TASK ITEM: The entries below are to be reproduced in full, exactly as written.

RECORDS FOR THE EXERCISE:

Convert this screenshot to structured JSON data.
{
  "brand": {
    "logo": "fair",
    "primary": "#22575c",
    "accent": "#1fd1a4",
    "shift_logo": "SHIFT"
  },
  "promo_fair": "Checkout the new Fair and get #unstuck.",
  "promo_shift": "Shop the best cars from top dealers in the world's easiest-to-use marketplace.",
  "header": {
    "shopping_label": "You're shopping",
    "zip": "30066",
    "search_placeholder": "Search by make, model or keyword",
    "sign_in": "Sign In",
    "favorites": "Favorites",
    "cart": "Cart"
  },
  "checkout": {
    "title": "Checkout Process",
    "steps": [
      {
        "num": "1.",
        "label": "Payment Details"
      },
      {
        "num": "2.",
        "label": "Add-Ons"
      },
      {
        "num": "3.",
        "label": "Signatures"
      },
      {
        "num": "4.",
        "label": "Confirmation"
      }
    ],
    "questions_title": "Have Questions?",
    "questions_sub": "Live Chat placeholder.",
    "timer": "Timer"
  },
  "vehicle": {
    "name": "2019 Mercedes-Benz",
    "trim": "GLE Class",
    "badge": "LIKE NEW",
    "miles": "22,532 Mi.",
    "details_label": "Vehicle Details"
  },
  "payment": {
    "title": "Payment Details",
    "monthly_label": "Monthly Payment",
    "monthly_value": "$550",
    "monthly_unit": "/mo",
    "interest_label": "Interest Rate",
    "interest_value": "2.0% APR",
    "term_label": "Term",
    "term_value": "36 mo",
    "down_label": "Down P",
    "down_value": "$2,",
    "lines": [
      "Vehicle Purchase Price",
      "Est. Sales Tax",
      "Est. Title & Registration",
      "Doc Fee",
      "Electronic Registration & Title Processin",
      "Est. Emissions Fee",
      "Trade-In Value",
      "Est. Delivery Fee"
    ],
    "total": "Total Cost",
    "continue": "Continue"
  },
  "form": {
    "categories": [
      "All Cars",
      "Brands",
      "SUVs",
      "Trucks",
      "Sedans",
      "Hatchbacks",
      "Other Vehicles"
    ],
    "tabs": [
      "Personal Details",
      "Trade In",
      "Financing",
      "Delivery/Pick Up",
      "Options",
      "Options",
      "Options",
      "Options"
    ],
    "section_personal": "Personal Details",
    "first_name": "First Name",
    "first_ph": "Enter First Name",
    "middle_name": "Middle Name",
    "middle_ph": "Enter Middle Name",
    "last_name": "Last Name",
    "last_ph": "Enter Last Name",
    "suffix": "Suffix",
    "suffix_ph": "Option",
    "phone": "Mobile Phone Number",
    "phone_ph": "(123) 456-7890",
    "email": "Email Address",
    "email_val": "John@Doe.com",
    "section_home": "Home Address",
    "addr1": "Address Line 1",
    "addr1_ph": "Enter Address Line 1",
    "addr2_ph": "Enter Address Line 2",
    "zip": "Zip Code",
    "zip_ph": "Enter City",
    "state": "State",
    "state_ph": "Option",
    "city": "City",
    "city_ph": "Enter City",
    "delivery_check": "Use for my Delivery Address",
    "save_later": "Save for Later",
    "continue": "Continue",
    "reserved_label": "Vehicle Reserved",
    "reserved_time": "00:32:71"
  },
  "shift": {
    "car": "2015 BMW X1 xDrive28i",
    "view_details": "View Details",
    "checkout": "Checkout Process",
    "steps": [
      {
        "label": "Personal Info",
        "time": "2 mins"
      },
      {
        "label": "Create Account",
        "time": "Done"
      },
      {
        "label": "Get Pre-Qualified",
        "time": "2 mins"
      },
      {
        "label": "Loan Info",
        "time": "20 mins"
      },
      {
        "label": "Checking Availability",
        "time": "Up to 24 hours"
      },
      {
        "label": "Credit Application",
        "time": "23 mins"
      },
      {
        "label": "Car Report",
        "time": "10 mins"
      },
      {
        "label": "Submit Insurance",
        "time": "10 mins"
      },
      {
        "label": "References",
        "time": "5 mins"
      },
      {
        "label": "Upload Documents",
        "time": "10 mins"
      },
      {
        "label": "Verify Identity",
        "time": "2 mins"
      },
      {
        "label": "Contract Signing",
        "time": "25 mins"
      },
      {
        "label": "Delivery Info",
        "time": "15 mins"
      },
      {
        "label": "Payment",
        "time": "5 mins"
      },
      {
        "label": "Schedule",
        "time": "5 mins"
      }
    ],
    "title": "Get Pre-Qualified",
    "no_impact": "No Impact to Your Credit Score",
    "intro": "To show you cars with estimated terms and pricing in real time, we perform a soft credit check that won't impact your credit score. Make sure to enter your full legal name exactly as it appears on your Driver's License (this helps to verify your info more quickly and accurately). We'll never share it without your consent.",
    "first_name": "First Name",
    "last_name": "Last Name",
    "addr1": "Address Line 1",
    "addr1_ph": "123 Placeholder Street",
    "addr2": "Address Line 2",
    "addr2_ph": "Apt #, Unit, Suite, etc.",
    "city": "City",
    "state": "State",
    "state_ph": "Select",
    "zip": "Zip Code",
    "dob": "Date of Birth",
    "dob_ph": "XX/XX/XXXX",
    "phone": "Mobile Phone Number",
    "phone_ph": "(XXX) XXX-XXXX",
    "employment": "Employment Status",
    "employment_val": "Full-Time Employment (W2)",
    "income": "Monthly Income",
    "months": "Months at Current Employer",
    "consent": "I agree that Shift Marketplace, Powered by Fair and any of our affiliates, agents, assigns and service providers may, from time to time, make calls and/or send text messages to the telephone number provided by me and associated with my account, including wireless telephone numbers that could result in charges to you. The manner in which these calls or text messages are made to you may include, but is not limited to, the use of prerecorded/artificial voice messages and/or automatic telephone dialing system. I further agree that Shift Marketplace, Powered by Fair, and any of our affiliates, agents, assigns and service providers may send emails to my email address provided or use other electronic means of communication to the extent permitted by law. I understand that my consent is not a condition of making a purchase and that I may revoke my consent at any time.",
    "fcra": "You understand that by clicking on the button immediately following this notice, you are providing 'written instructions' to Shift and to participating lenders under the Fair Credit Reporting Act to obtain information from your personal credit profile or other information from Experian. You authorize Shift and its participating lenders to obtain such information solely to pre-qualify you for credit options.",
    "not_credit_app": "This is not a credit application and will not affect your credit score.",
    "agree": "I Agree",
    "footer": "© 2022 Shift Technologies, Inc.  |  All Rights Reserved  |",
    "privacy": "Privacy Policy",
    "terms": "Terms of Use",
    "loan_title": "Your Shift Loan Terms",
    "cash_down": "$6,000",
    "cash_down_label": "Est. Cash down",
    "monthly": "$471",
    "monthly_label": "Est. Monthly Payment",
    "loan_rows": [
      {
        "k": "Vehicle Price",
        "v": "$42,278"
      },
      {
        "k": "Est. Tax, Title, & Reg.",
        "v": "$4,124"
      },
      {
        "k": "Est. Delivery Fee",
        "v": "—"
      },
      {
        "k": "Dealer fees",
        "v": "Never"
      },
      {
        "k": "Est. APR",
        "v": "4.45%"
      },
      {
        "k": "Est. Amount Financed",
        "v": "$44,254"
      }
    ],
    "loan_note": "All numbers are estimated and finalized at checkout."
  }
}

RESPONSE AREA:
Convert this screenshot to structured JSON data.
{
  "brand": {
    "logo": "fair",
    "primary": "#22575c",
    "accent": "#1fd1a4",
    "shift_logo": "SHIFT"
  },
  "promo_fair": "Checkout the new Fair and get #unstuck.",
  "promo_shift": "Shop the best cars from top dealers in the world's easiest-to-use marketplace.",
  "header": {
    "shopping_label": "You're shopping",
    "zip": "30066",
    "search_placeholder": "Search by make, model or keyword",
    "sign_in": "Sign In",
    "favorites": "Favorites",
    "cart": "Cart"
  },
  "checkout": {
    "title": "Checkout Process",
    "steps": [
      {
        "num": "1.",
        "label": "Payment Details"
      },
      {
        "num": "2.",
        "label": "Add-Ons"
      },
      {
        "num": "3.",
        "label": "Signatures"
      },
      {
        "num": "4.",
        "label": "Confirmation"
      }
    ],
    "questions_title": "Have Questions?",
    "questions_sub": "Live Chat placeholder.",
    "timer": "Timer"
  },
  "vehicle": {
    "name": "2019 Mercedes-Benz",
    "trim": "GLE Class",
    "badge": "LIKE NEW",
    "miles": "22,532 Mi.",
    "details_label": "Vehicle Details"
  },
  "payment": {
    "title": "Payment Details",
    "monthly_label": "Monthly Payment",
    "monthly_value": "$550",
    "monthly_unit": "/mo",
    "interest_label": "Interest Rate",
    "interest_value": "2.0% APR",
    "term_label": "Term",
    "term_value": "36 mo",
    "down_label": "Down P",
    "down_value": "$2,",
    "lines": [
      "Vehicle Purchase Price",
      "Est. Sales Tax",
      "Est. Title & Registration",
      "Doc Fee",
      "Electronic Registration & Title Processin",
      "Est. Emissions Fee",
      "Trade-In Value",
      "Est. Delivery Fee"
    ],
    "total": "Total Cost",
    "continue": "Continue"
  },
  "form": {
    "categories": [
      "All Cars",
      "Brands",
      "SUVs",
      "Trucks",
      "Sedans",
      "Hatchbacks",
      "Other Vehicles"
    ],
    "tabs": [
      "Personal Details",
      "Trade In",
      "Financing",
      "Delivery/Pick Up",
      "Options",
      "Options",
      "Options",
      "Options"
    ],
    "section_personal": "Personal Details",
    "first_name": "First Name",
    "first_ph": "Enter First Name",
    "middle_name": "Middle Name",
    "middle_ph": "Enter Middle Name",
    "last_name": "Last Name",
    "last_ph": "Enter Last Name",
    "suffix": "Suffix",
    "suffix_ph": "Option",
    "phone": "Mobile Phone Number",
    "phone_ph": "(123) 456-7890",
    "email": "Email Address",
    "email_val": "John@Doe.com",
    "section_home": "Home Address",
    "addr1": "Address Line 1",
    "addr1_ph": "Enter Address Line 1",
    "addr2_ph": "Enter Address Line 2",
    "zip": "Zip Code",
    "zip_ph": "Enter City",
    "state": "State",
    "state_ph": "Option",
    "city": "City",
    "city_ph": "Enter City",
    "delivery_check": "Use for my Delivery Address",
    "save_later": "Save for Later",
    "continue": "Continue",
    "reserved_label": "Vehicle Reserved",
    "reserved_time": "00:32:71"
  },
  "shift": {
    "car": "2015 BMW X1 xDrive28i",
    "view_details": "View Details",
    "checkout": "Checkout Process",
    "steps": [
      {
        "label": "Personal Info",
        "time": "2 mins"
      },
      {
        "label": "Create Account",
        "time": "Done"
      },
      {
        "label": "Get Pre-Qualified",
        "time": "2 mins"
      },
      {
        "label": "Loan Info",
        "time": "20 mins"
      },
      {
        "label": "Checking Availability",
        "time": "Up to 24 hours"
      },
      {
        "label": "Credit Application",
        "time": "23 mins"
      },
      {
        "label": "Car Report",
        "time": "10 mins"
      },
      {
        "label": "Submit Insurance",
        "time": "10 mins"
      },
      {
        "label": "References",
        "time": "5 mins"
      },
      {
        "label": "Upload Documents",
        "time": "10 mins"
      },
      {
        "label": "Verify Identity",
        "time": "2 mins"
      },
      {
        "label": "Contract Signing",
        "time": "25 mins"
      },
      {
        "label": "Delivery Info",
        "time": "15 mins"
      },
      {
        "label": "Payment",
        "time": "5 mins"
      },
      {
        "label": "Schedule",
        "time": "5 mins"
      }
    ],
    "title": "Get Pre-Qualified",
    "no_impact": "No Impact to Your Credit Score",
    "intro": "To show you cars with estimated terms and pricing in real time, we perform a soft credit check that won't impact your credit score. Make sure to enter your full legal name exactly as it appears on your Driver's License (this helps to verify your info more quickly and accurately). We'll never share it without your consent.",
    "first_name": "First Name",
    "last_name": "Last Name",
    "addr1": "Address Line 1",
    "addr1_ph": "123 Placeholder Street",
    "addr2": "Address Line 2",
    "addr2_ph": "Apt #, Unit, Suite, etc.",
    "city": "City",
    "state": "State",
    "state_ph": "Select",
    "zip": "Zip Code",
    "dob": "Date of Birth",
    "dob_ph": "XX/XX/XXXX",
    "phone": "Mobile Phone Number",
    "phone_ph": "(XXX) XXX-XXXX",
    "employment": "Employment Status",
    "employment_val": "Full-Time Employment (W2)",
    "income": "Monthly Income",
    "months": "Months at Current Employer",
    "consent": "I agree that Shift Marketplace, Powered by Fair and any of our affiliates, agents, assigns and service providers may, from time to time, make calls and/or send text messages to the telephone number provided by me and associated with my account, including wireless telephone numbers that could result in charges to you. The manner in which these calls or text messages are made to you may include, but is not limited to, the use of prerecorded/artificial voice messages and/or automatic telephone dialing system. I further agree that Shift Marketplace, Powered by Fair, and any of our affiliates, agents, assigns and service providers may send emails to my email address provided or use other electronic means of communication to the extent permitted by law. I understand that my consent is not a condition of making a purchase and that I may revoke my consent at any time.",
    "fcra": "You understand that by clicking on the button immediately following this notice, you are providing 'written instructions' to Shift and to participating lenders under the Fair Credit Reporting Act to obtain information from your personal credit profile or other information from Experian. You authorize Shift and its participating lenders to obtain such information solely to pre-qualify you for credit options.",
    "not_credit_app": "This is not a credit application and will not affect your credit score.",
    "agree": "I Agree",
    "footer": "© 2022 Shift Technologies, Inc.  |  All Rights Reserved  |",
    "privacy": "Privacy Policy",
    "terms": "Terms of Use",
    "loan_title": "Your Shift Loan Terms",
    "cash_down": "$6,000",
    "cash_down_label": "Est. Cash down",
    "monthly": "$471",
    "monthly_label": "Est. Monthly Payment",
    "loan_rows": [
      {
        "k": "Vehicle Price",
        "v": "$42,278"
      },
      {
        "k": "Est. Tax, Title, & Reg.",
        "v": "$4,124"
      },
      {
        "k": "Est. Delivery Fee",
        "v": "—"
      },
      {
        "k": "Dealer fees",
        "v": "Never"
      },
      {
        "k": "Est. APR",
        "v": "4.45%"
      },
      {
        "k": "Est. Amount Financed",
        "v": "$44,254"
      }
    ],
    "loan_note": "All numbers are estimated and finalized at checkout."
  }
}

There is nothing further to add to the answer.